Formerly noodle-shaped, Italy retwisted itself into a menacing boot to deter neighboring entities from stealing its sought-after recipes. Rejoice in well-kept secrets with today's Groupon: for $20, you get $40 worth of upscale Italian cuisine and drinks at Via Veneto il Ristorante on Lincoln Avenue, just south of Devon Avenue.
Led by Italian native Tony Barbanente, the family-run neighborhood fixture fetes Sicilian nosh enthusiasts and Northern Italian–fare fans alike with a wide array of authentic eats. Midday munchers can sate lunch cravings with the zucca ripiena, an acorn squash bursting with grilled veggies and goat cheese ($11.95). Swerve down the savory squid highway toward the calamari fritti ($13.95) before alighting upon the gnocchi al filo di pomodore, handcrafted potato dumplings plumped up with tomatoes, garlic, and mozzarella ($12.95). Dinner boasts rich dishes such as the porcini mushroom-tinged risotto ai funghi ($18.95) and the ciambotto italiano combo ($18.95), a meaty trio of veal, chicken, and sausage that croons a tantalizing tune to your carnivorous hunger.

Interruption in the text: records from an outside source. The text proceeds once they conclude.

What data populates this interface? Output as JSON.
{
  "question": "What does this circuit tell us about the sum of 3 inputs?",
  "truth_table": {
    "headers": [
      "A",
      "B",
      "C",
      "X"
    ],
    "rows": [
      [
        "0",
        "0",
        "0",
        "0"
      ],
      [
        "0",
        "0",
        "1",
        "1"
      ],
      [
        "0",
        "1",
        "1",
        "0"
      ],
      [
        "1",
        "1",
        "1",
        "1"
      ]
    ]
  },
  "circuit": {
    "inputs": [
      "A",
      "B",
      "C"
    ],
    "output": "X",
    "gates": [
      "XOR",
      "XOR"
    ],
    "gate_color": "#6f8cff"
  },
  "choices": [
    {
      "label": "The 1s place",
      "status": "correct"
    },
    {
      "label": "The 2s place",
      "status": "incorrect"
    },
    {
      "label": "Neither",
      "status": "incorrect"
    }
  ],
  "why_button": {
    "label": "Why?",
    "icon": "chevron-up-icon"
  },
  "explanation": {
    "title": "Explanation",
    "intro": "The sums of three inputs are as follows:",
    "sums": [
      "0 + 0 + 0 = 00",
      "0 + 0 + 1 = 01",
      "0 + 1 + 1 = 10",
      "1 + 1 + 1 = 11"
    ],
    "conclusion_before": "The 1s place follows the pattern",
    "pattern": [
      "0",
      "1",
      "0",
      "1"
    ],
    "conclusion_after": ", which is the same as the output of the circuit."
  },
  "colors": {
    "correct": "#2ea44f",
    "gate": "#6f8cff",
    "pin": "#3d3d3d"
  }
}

Via Veneto’s brick walls and combination of natural and elegant overhead lighting lends an appropriately austere atmosphere to a sweet-tooth caucus with an ambassadorial conglomeration of authentic Italian desserts such as tiramisu ($5.95), cannoli ($4.95), and zuccotto ($7.95). Pair any decadent dish with a glass of wine from the extensive list of grownup grape juices, or snag a martini ($10) to toast to birthdays, job promotions, or Tuesday afternoons.
The Fine Print
Promotional value expires Sep 18, 2011. Amount paid never expires. Limit 1 per person, may buy 2 additional as gifts. Limit 1 per table. Limit 1 per visit. Reservation required. Dine-in only. Not valid for holidays. Not valid with other offers. Merchant is solely responsible to purchasers for the care and quality of the advertised goods and services.
About Via Veneto Ristorante Italiano
For more than 20 years, Chef Tony Barbanente has adapted recipes from his childhood in an Italian fishing village to form a menu of simple yet delectable seafood dishes that earned him accolades from ABC 7's Hungry Hound. Chefs construct made-to-order veal, stuffed squid, and house-made pastas to slake hunger pangs or at least make them sing baritone during a medley of Pavarotti's greatest hits. The aromas of fresh cooking weave through the bright dining room, which features exposed brick and walls lined with black-and-white photos. The house language instructor, from Bari, Italy, educates curious diners about Italian cuisine and etiquette, including what to do when a pie-shaped moon hits the eye for just a little too long.